Image Courtesy Environmental Defense Fund and Google Maps
Methane leaks from natural-gas lines, such as these shown on a map of New York City's Staten Island (right), add to greenhouse gases. A cooperative effort between the Environmental Defense Fund and Google Earth Outreach aims to help utilities find them.


Rapid and accurate detection of methane leaks is being offered to natural-gas utility companies following a successful pilot project led by the Environmental Defense Fund, in partnership with Google Earth Outreach.

The program uses Google Street View cars driving 20 mph and outfitted with technology that tests air samples twice per second. Sensors precisely measure methane concentrations down to 0.02 parts per million. EDF has published online interactive maps of test results from three cities. Website visitors are invited to nominate utilities to be offered the service.

Methane is the principal component of natural gas, so a methane leak indicates an explosion hazard. But methane also is a greenhouse gas that contributes 120 times more to atmospheric heat retention, pound for pound, than carbon dioxide. According to EDF, methane accounts for 25% of the climate change caused by human activities, and locating and repairing methane leaks in utility systems could play an important part in reducing greenhouse-gas emissions.

The Google Street View vehicles used a Piccaro methane analyzer together with a GPS unit to link methane measurements with locations. In each city, drivers drove every public street in the study areas at least two times to ensure accuracy, averaging 80 to 100 miles per day, says Steven Hamburg, EDF's chief scientist.
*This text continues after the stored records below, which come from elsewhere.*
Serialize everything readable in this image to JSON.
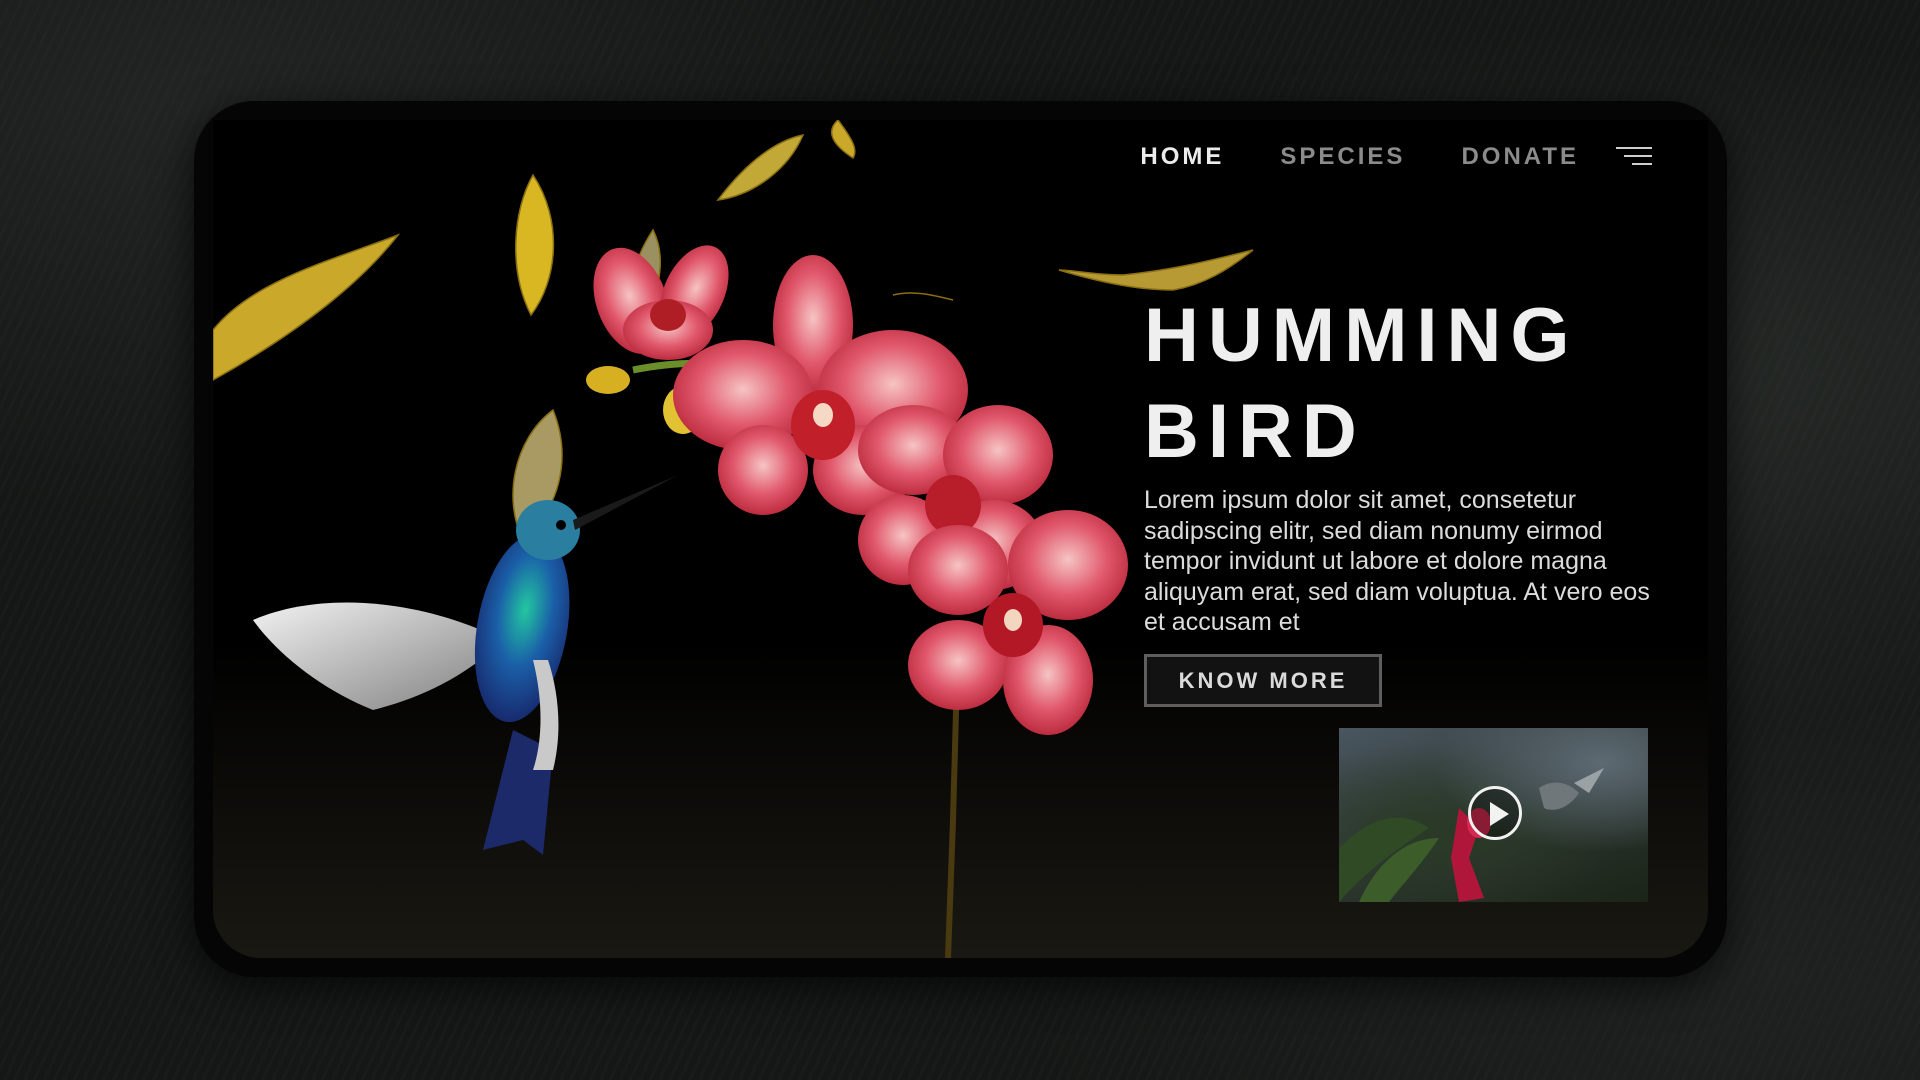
{
  "nav": {
    "items": [
      {
        "label": "HOME",
        "active": true
      },
      {
        "label": "SPECIES",
        "active": false
      },
      {
        "label": "DONATE",
        "active": false
      }
    ],
    "menu_icon": "hamburger-menu-icon"
  },
  "hero": {
    "title_line1": "HUMMING",
    "title_line2": "BIRD",
    "description": "Lorem ipsum dolor sit amet, consetetur sadipscing elitr, sed diam nonumy eirmod tempor invidunt ut labore et dolore magna aliquyam erat, sed diam voluptua. At vero eos et accusam et",
    "cta_label": "KNOW MORE"
  },
  "video": {
    "play_icon": "play-icon"
  },
  "colors": {
    "background": "#000000",
    "text": "#efefef",
    "nav_inactive": "#8b8b8b",
    "orchid": "#e0566a",
    "leaf": "#c9a82a"
  }
}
Two utility companies participated: Citizens Energy Group in Indianapolis and National Grid in Boston and in the New York City borough of Staten Island.

The National Grid systems, like many old utilities in the Northeast, are largely composed of cast iron or other corrosion- or leak-prone materials. In those systems, the survey found an average of one leak per mile, says Hamburg. In Indianapolis, where the system's pipes are plastic and cathodically protected steel, the average was one leak per 200 miles.

"The study didn't find any big leaks we weren't aware of," says Jake Navarro, National Grid spokesman. "We're looking at the data to see what it can tell us."

EDF also is planning a similar mapping project with Southern California Gas Co. A company spokeswoman says there are many sources of methane and other hydrocarbons in its service region.